**EXERCISE BRIEF**
Only lines containing the string "Minecraft" belong in the answer; find them in the records and copy them.

**EXTRACTED DATA**

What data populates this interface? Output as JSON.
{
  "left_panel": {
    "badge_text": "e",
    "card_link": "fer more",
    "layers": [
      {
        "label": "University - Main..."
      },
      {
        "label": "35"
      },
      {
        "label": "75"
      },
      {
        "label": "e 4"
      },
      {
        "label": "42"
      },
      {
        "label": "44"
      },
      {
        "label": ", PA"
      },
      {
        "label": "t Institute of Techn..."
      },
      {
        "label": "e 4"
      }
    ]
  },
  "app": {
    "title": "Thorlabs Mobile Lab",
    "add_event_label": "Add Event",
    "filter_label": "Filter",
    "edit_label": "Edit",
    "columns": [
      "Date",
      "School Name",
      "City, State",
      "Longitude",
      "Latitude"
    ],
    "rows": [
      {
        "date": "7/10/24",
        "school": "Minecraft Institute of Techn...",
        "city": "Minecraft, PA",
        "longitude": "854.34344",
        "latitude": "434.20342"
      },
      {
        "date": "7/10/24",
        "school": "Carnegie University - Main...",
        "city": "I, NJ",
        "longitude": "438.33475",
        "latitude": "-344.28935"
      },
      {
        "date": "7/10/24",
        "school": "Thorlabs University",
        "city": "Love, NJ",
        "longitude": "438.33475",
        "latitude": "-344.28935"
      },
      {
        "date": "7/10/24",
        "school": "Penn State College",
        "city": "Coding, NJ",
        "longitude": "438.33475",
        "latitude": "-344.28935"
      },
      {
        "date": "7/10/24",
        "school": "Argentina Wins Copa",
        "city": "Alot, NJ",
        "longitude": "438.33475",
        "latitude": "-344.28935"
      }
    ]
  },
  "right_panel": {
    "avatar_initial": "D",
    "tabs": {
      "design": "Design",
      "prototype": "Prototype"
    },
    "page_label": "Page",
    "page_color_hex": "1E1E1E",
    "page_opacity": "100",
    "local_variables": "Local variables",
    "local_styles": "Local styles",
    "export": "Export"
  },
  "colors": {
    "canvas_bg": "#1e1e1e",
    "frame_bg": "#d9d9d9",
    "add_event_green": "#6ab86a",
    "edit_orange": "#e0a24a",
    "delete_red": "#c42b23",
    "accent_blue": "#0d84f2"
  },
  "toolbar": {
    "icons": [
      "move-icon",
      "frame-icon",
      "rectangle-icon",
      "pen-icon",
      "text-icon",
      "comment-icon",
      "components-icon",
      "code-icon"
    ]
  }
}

**RESPONSE FOR THIS EXERCISE**
        "school": "Minecraft Institute of Techn...",
        "city": "Minecraft, PA",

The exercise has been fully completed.